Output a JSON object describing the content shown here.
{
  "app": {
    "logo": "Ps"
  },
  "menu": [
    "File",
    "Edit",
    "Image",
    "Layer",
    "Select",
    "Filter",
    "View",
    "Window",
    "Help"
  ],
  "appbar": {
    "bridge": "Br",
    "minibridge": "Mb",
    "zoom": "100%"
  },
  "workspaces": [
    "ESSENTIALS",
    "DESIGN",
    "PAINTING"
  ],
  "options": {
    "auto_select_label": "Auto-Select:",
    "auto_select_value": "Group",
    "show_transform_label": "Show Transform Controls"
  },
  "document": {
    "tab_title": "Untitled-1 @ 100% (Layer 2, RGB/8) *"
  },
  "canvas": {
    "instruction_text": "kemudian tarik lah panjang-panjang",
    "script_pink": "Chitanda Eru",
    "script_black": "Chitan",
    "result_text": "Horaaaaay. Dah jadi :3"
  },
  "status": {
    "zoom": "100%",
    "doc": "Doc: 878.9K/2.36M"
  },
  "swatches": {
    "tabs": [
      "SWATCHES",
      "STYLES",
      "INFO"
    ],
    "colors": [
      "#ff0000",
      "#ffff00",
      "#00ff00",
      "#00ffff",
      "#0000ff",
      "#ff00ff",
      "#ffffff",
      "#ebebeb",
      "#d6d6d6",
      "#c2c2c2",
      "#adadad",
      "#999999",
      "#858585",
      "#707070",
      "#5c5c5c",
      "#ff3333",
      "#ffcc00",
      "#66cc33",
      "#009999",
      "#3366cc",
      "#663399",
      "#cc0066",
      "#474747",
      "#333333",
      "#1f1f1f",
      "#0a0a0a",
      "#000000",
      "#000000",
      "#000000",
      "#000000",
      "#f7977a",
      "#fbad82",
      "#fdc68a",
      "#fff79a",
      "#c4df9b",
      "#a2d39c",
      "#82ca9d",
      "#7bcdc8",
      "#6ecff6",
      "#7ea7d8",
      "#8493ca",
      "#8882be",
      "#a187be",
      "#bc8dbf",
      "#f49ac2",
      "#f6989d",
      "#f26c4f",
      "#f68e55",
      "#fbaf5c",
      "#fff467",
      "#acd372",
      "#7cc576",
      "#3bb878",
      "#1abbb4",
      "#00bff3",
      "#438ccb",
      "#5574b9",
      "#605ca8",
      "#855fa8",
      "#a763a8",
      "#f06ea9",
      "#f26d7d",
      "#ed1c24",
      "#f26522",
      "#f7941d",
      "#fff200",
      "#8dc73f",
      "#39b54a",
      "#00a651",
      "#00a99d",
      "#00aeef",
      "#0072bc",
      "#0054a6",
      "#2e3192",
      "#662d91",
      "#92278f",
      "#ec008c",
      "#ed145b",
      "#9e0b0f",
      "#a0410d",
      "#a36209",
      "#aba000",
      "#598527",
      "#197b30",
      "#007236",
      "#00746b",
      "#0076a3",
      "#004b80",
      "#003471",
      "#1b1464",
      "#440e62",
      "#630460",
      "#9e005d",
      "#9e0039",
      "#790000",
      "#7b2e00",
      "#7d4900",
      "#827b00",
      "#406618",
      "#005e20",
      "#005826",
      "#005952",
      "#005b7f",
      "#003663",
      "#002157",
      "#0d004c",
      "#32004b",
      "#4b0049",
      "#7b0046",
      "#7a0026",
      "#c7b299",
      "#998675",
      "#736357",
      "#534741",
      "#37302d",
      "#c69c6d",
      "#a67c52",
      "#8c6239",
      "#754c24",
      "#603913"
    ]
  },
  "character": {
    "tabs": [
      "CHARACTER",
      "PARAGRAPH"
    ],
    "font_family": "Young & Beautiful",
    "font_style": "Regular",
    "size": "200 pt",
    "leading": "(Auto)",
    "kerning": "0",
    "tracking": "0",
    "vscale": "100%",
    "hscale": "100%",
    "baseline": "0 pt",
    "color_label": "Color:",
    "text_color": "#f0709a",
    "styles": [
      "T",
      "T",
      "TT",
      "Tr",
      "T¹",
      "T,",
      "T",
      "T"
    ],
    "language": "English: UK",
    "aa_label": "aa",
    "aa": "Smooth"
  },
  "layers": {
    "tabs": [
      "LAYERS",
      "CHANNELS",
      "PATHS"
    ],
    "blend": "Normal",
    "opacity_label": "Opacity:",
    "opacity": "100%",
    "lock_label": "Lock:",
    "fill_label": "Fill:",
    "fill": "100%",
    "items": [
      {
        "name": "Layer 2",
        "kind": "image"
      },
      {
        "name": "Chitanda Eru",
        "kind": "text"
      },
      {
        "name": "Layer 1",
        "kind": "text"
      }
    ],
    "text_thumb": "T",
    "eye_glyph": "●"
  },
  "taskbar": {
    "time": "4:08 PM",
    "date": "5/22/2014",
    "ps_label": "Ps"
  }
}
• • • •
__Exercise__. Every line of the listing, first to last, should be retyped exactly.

__Result below__.
Output a JSON object describing the content shown here.
{
  "app": {
    "logo": "Ps"
  },
  "menu": [
    "File",
    "Edit",
    "Image",
    "Layer",
    "Select",
    "Filter",
    "View",
    "Window",
    "Help"
  ],
  "appbar": {
    "bridge": "Br",
    "minibridge": "Mb",
    "zoom": "100%"
  },
  "workspaces": [
    "ESSENTIALS",
    "DESIGN",
    "PAINTING"
  ],
  "options": {
    "auto_select_label": "Auto-Select:",
    "auto_select_value": "Group",
    "show_transform_label": "Show Transform Controls"
  },
  "document": {
    "tab_title": "Untitled-1 @ 100% (Layer 2, RGB/8) *"
  },
  "canvas": {
    "instruction_text": "kemudian tarik lah panjang-panjang",
    "script_pink": "Chitanda Eru",
    "script_black": "Chitan",
    "result_text": "Horaaaaay. Dah jadi :3"
  },
  "status": {
    "zoom": "100%",
    "doc": "Doc: 878.9K/2.36M"
  },
  "swatches": {
    "tabs": [
      "SWATCHES",
      "STYLES",
      "INFO"
    ],
    "colors": [
      "#ff0000",
      "#ffff00",
      "#00ff00",
      "#00ffff",
      "#0000ff",
      "#ff00ff",
      "#ffffff",
      "#ebebeb",
      "#d6d6d6",
      "#c2c2c2",
      "#adadad",
      "#999999",
      "#858585",
      "#707070",
      "#5c5c5c",
      "#ff3333",
      "#ffcc00",
      "#66cc33",
      "#009999",
      "#3366cc",
      "#663399",
      "#cc0066",
      "#474747",
      "#333333",
      "#1f1f1f",
      "#0a0a0a",
      "#000000",
      "#000000",
      "#000000",
      "#000000",
      "#f7977a",
      "#fbad82",
      "#fdc68a",
      "#fff79a",
      "#c4df9b",
      "#a2d39c",
      "#82ca9d",
      "#7bcdc8",
      "#6ecff6",
      "#7ea7d8",
      "#8493ca",
      "#8882be",
      "#a187be",
      "#bc8dbf",
      "#f49ac2",
      "#f6989d",
      "#f26c4f",
      "#f68e55",
      "#fbaf5c",
      "#fff467",
      "#acd372",
      "#7cc576",
      "#3bb878",
      "#1abbb4",
      "#00bff3",
      "#438ccb",
      "#5574b9",
      "#605ca8",
      "#855fa8",
      "#a763a8",
      "#f06ea9",
      "#f26d7d",
      "#ed1c24",
      "#f26522",
      "#f7941d",
      "#fff200",
      "#8dc73f",
      "#39b54a",
      "#00a651",
      "#00a99d",
      "#00aeef",
      "#0072bc",
      "#0054a6",
      "#2e3192",
      "#662d91",
      "#92278f",
      "#ec008c",
      "#ed145b",
      "#9e0b0f",
      "#a0410d",
      "#a36209",
      "#aba000",
      "#598527",
      "#197b30",
      "#007236",
      "#00746b",
      "#0076a3",
      "#004b80",
      "#003471",
      "#1b1464",
      "#440e62",
      "#630460",
      "#9e005d",
      "#9e0039",
      "#790000",
      "#7b2e00",
      "#7d4900",
      "#827b00",
      "#406618",
      "#005e20",
      "#005826",
      "#005952",
      "#005b7f",
      "#003663",
      "#002157",
      "#0d004c",
      "#32004b",
      "#4b0049",
      "#7b0046",
      "#7a0026",
      "#c7b299",
      "#998675",
      "#736357",
      "#534741",
      "#37302d",
      "#c69c6d",
      "#a67c52",
      "#8c6239",
      "#754c24",
      "#603913"
    ]
  },
  "character": {
    "tabs": [
      "CHARACTER",
      "PARAGRAPH"
    ],
    "font_family": "Young & Beautiful",
    "font_style": "Regular",
    "size": "200 pt",
    "leading": "(Auto)",
    "kerning": "0",
    "tracking": "0",
    "vscale": "100%",
    "hscale": "100%",
    "baseline": "0 pt",
    "color_label": "Color:",
    "text_color": "#f0709a",
    "styles": [
      "T",
      "T",
      "TT",
      "Tr",
      "T¹",
      "T,",
      "T",
      "T"
    ],
    "language": "English: UK",
    "aa_label": "aa",
    "aa": "Smooth"
  },
  "layers": {
    "tabs": [
      "LAYERS",
      "CHANNELS",
      "PATHS"
    ],
    "blend": "Normal",
    "opacity_label": "Opacity:",
    "opacity": "100%",
    "lock_label": "Lock:",
    "fill_label": "Fill:",
    "fill": "100%",
    "items": [
      {
        "name": "Layer 2",
        "kind": "image"
      },
      {
        "name": "Chitanda Eru",
        "kind": "text"
      },
      {
        "name": "Layer 1",
        "kind": "text"
      }
    ],
    "text_thumb": "T",
    "eye_glyph": "●"
  },
  "taskbar": {
    "time": "4:08 PM",
    "date": "5/22/2014",
    "ps_label": "Ps"
  }
}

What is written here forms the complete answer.